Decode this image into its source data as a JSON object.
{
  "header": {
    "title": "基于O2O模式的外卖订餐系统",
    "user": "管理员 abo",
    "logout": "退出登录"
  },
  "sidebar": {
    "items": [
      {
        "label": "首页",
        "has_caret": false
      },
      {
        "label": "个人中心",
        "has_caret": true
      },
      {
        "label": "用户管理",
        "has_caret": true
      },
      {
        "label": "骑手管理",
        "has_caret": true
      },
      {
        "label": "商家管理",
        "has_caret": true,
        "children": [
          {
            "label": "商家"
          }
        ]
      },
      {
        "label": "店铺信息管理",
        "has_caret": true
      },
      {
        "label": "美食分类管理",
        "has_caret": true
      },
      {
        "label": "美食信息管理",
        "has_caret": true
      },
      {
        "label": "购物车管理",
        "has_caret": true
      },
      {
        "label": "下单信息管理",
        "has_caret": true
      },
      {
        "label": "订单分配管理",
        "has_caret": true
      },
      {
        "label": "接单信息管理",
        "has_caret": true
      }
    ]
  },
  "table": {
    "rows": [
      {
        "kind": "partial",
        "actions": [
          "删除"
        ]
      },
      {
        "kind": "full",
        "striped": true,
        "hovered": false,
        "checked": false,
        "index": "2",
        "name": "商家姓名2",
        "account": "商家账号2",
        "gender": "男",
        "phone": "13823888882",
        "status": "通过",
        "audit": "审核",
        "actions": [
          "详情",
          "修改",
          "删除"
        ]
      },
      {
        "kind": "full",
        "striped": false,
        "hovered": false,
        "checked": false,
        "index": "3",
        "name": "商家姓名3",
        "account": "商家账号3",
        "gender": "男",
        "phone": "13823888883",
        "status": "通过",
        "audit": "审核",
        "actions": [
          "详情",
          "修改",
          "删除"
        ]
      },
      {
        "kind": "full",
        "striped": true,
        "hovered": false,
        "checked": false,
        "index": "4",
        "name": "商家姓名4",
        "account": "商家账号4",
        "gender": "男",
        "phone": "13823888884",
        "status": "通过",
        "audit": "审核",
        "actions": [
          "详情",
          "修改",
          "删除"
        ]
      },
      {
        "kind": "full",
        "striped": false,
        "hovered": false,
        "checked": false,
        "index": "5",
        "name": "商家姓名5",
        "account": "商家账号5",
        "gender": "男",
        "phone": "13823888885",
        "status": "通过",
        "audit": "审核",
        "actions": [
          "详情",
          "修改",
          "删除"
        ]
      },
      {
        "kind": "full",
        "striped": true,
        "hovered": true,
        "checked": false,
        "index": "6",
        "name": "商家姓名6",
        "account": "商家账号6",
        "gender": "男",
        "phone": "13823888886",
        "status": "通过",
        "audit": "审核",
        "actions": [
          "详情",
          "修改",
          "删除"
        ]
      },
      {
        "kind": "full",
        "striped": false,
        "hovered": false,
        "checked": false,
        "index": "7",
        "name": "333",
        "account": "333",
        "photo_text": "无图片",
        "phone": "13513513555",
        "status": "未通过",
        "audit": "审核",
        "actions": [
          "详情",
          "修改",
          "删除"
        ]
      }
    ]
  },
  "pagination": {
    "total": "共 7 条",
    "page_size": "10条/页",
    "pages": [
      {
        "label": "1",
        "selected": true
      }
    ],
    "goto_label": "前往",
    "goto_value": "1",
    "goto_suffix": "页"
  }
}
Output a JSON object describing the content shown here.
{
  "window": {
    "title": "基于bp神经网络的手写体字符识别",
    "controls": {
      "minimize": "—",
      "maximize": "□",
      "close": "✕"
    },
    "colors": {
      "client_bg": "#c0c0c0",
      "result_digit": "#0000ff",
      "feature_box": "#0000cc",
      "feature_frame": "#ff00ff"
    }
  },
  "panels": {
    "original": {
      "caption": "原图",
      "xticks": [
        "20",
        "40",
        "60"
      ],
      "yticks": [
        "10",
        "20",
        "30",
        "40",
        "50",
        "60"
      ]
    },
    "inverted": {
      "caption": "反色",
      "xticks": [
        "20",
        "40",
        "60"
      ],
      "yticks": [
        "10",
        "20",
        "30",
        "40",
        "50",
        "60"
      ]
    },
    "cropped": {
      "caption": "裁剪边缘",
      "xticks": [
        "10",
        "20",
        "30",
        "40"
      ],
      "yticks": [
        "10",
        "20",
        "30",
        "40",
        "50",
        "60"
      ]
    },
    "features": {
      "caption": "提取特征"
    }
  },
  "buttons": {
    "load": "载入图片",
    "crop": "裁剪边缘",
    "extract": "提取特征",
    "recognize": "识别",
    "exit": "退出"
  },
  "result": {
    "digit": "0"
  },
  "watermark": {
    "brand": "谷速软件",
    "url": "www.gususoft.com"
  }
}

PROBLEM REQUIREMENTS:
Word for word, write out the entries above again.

RESPONSE:
Decode this image into its source data as a JSON object.
{
  "header": {
    "title": "基于O2O模式的外卖订餐系统",
    "user": "管理员 abo",
    "logout": "退出登录"
  },
  "sidebar": {
    "items": [
      {
        "label": "首页",
        "has_caret": false
      },
      {
        "label": "个人中心",
        "has_caret": true
      },
      {
        "label": "用户管理",
        "has_caret": true
      },
      {
        "label": "骑手管理",
        "has_caret": true
      },
      {
        "label": "商家管理",
        "has_caret": true,
        "children": [
          {
            "label": "商家"
          }
        ]
      },
      {
        "label": "店铺信息管理",
        "has_caret": true
      },
      {
        "label": "美食分类管理",
        "has_caret": true
      },
      {
        "label": "美食信息管理",
        "has_caret": true
      },
      {
        "label": "购物车管理",
        "has_caret": true
      },
      {
        "label": "下单信息管理",
        "has_caret": true
      },
      {
        "label": "订单分配管理",
        "has_caret": true
      },
      {
        "label": "接单信息管理",
        "has_caret": true
      }
    ]
  },
  "table": {
    "rows": [
      {
        "kind": "partial",
        "actions": [
          "删除"
        ]
      },
      {
        "kind": "full",
        "striped": true,
        "hovered": false,
        "checked": false,
        "index": "2",
        "name": "商家姓名2",
        "account": "商家账号2",
        "gender": "男",
        "phone": "13823888882",
        "status": "通过",
        "audit": "审核",
        "actions": [
          "详情",
          "修改",
          "删除"
        ]
      },
      {
        "kind": "full",
        "striped": false,
        "hovered": false,
        "checked": false,
        "index": "3",
        "name": "商家姓名3",
        "account": "商家账号3",
        "gender": "男",
        "phone": "13823888883",
        "status": "通过",
        "audit": "审核",
        "actions": [
          "详情",
          "修改",
          "删除"
        ]
      },
      {
        "kind": "full",
        "striped": true,
        "hovered": false,
        "checked": false,
        "index": "4",
        "name": "商家姓名4",
        "account": "商家账号4",
        "gender": "男",
        "phone": "13823888884",
        "status": "通过",
        "audit": "审核",
        "actions": [
          "详情",
          "修改",
          "删除"
        ]
      },
      {
        "kind": "full",
        "striped": false,
        "hovered": false,
        "checked": false,
        "index": "5",
        "name": "商家姓名5",
        "account": "商家账号5",
        "gender": "男",
        "phone": "13823888885",
        "status": "通过",
        "audit": "审核",
        "actions": [
          "详情",
          "修改",
          "删除"
        ]
      },
      {
        "kind": "full",
        "striped": true,
        "hovered": true,
        "checked": false,
        "index": "6",
        "name": "商家姓名6",
        "account": "商家账号6",
        "gender": "男",
        "phone": "13823888886",
        "status": "通过",
        "audit": "审核",
        "actions": [
          "详情",
          "修改",
          "删除"
        ]
      },
      {
        "kind": "full",
        "striped": false,
        "hovered": false,
        "checked": false,
        "index": "7",
        "name": "333",
        "account": "333",
        "photo_text": "无图片",
        "phone": "13513513555",
        "status": "未通过",
        "audit": "审核",
        "actions": [
          "详情",
          "修改",
          "删除"
        ]
      }
    ]
  },
  "pagination": {
    "total": "共 7 条",
    "page_size": "10条/页",
    "pages": [
      {
        "label": "1",
        "selected": true
      }
    ],
    "goto_label": "前往",
    "goto_value": "1",
    "goto_suffix": "页"
  }
}
Output a JSON object describing the content shown here.
{
  "window": {
    "title": "基于bp神经网络的手写体字符识别",
    "controls": {
      "minimize": "—",
      "maximize": "□",
      "close": "✕"
    },
    "colors": {
      "client_bg": "#c0c0c0",
      "result_digit": "#0000ff",
      "feature_box": "#0000cc",
      "feature_frame": "#ff00ff"
    }
  },
  "panels": {
    "original": {
      "caption": "原图",
      "xticks": [
        "20",
        "40",
        "60"
      ],
      "yticks": [
        "10",
        "20",
        "30",
        "40",
        "50",
        "60"
      ]
    },
    "inverted": {
      "caption": "反色",
      "xticks": [
        "20",
        "40",
        "60"
      ],
      "yticks": [
        "10",
        "20",
        "30",
        "40",
        "50",
        "60"
      ]
    },
    "cropped": {
      "caption": "裁剪边缘",
      "xticks": [
        "10",
        "20",
        "30",
        "40"
      ],
      "yticks": [
        "10",
        "20",
        "30",
        "40",
        "50",
        "60"
      ]
    },
    "features": {
      "caption": "提取特征"
    }
  },
  "buttons": {
    "load": "载入图片",
    "crop": "裁剪边缘",
    "extract": "提取特征",
    "recognize": "识别",
    "exit": "退出"
  },
  "result": {
    "digit": "0"
  },
  "watermark": {
    "brand": "谷速软件",
    "url": "www.gususoft.com"
  }
}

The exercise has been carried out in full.